Donald Trump has been blamed for creating an atmosphere in which the news media is vilified and distrusted. It’s true, but there might be a contributing factor that gets people suspicious of us. We sound weird.
Slay: People haven’t “slain” each other since they wore raiment of fine linen and had names like Ham and Hepzibah and Jehoshaphat. But journalists use the word for variation because we write about killing a lot. We also write about fires a lot, which is why we often call it a “blaze.” Sometimes a “blaze” results in a building having to be “razed,” two words never used in actual conversation.
Probe : Are we discussing doctors or little green men? If not, there is no excuse for this word.
Fingered: As in, “identified and blamed.” It’s a 1930s gangster term, now surviving in usage in newspapers — and almost nowhere else.
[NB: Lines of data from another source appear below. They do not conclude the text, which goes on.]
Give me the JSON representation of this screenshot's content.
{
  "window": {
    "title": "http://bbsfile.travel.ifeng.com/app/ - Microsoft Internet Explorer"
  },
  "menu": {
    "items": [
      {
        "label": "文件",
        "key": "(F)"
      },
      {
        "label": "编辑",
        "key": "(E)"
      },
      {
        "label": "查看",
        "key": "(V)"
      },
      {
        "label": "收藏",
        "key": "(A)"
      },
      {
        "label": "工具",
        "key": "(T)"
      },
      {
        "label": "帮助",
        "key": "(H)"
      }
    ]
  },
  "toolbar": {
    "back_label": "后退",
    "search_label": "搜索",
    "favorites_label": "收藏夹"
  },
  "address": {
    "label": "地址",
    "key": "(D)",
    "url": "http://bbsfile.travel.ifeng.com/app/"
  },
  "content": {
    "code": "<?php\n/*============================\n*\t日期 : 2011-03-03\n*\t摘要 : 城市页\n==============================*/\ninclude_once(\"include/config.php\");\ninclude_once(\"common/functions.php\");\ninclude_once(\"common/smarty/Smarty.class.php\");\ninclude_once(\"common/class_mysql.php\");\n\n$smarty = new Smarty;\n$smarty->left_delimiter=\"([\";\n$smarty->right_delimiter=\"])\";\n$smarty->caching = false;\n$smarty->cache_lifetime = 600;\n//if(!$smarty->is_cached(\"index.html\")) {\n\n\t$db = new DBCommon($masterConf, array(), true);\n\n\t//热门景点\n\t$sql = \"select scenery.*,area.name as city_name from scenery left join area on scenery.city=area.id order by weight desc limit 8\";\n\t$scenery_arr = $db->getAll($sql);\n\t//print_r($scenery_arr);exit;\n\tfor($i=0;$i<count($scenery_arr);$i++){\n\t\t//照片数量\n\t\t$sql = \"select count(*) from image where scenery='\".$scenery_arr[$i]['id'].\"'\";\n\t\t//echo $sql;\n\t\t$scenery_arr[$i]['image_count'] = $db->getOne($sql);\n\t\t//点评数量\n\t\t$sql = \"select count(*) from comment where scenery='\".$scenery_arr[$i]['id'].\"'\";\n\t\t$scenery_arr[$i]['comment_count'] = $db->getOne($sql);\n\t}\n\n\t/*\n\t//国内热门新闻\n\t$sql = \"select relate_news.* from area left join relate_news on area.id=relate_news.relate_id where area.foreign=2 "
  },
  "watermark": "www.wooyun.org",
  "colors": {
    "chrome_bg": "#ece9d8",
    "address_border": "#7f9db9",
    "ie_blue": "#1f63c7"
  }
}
For, um, some reason.
Arguably: Yes, this adverb does exist elsewhere. It’s all over academia, for one thing. But journalists have arrogated it to themselves in disproportionate numbers. That’s because we are forever drawing conclusions or making judgments that we know are true but that some others will likely challenge. If you write that Bob Dylan is the most influential popular musician of modern times, you will be right, but you just know that Ebenezer is going to write in indignantly about, say, Benny Goodman. But if you’ve said “arguably,” Eb is just going to have to sit there on the toilet, with his newspaper, and grumble. “Arguably” covers our butt.
Reportedly: This is a word made up by the media, also as a butt-covering device. It is the grandson of the now mainstream “allegedly.” If you say something “reportedly” happened, all it technically means is that at least one other news source has already reported it. If it is wrong, your butt is covered! This one gets abused a lot; eventually, some writer is going to be asked to defend his “reportedly” by pointing to his source, and he’ll be forced to admit that he was the one who’d reported it, just now.
Slated to: Technically, if things are “slated to begin,” or “slated to be discussed,” or some such, it means they are scheduled for some time in the future, an old and mummified usage apparently dating back to the early 1800s, when public plans were often recorded on blackboards made of slate. Modified slates were widely used by schoolchildren in the United States until the 1950s, which is when “slated to” should have died out. And it did! No one uses it! Except for American newspapers, which used it more than 3,000 times in the past month alone.
Vexing: No one has found anyone or anything “vexing” since Mr. Rochester bedeviled young Jane Eyre. Still, it’s been used more than 700 times in newspapers in the past three months, almost always to describe some political imbroglio.
Imbroglio, contretemps, foofaraw, brouhaha: News is about contention and disagreement. You can’t call all of these things a “fight.” You need an arsenal of fancy synonyms, even if, to be perfectly frank, you don’t quite know exactly what they mean. (And you don’t, fellow journos. Look them up. I did. It turns out I’ve been using them slightly wrong all my life.)
Strongman: If you call a foreign leader a “dictator” or a “despot,” you seem biased and always run the risk that the guy will send agents to kill you by stabbing your tush with a needle-tipped umbrella laced with curare. But “strongman” is deceptive. It almost sounds nice, while getting the point across. Some unintelligent, bloated, egomaniacal, authoritarian leader might even take it as a compliment.
For stories, features such as Date Lab, @Work Advice and more, visit WP Magazine.
Follow the Magazine on Twitter.
Like us on Facebook.
Email us at firstname.lastname@example.org.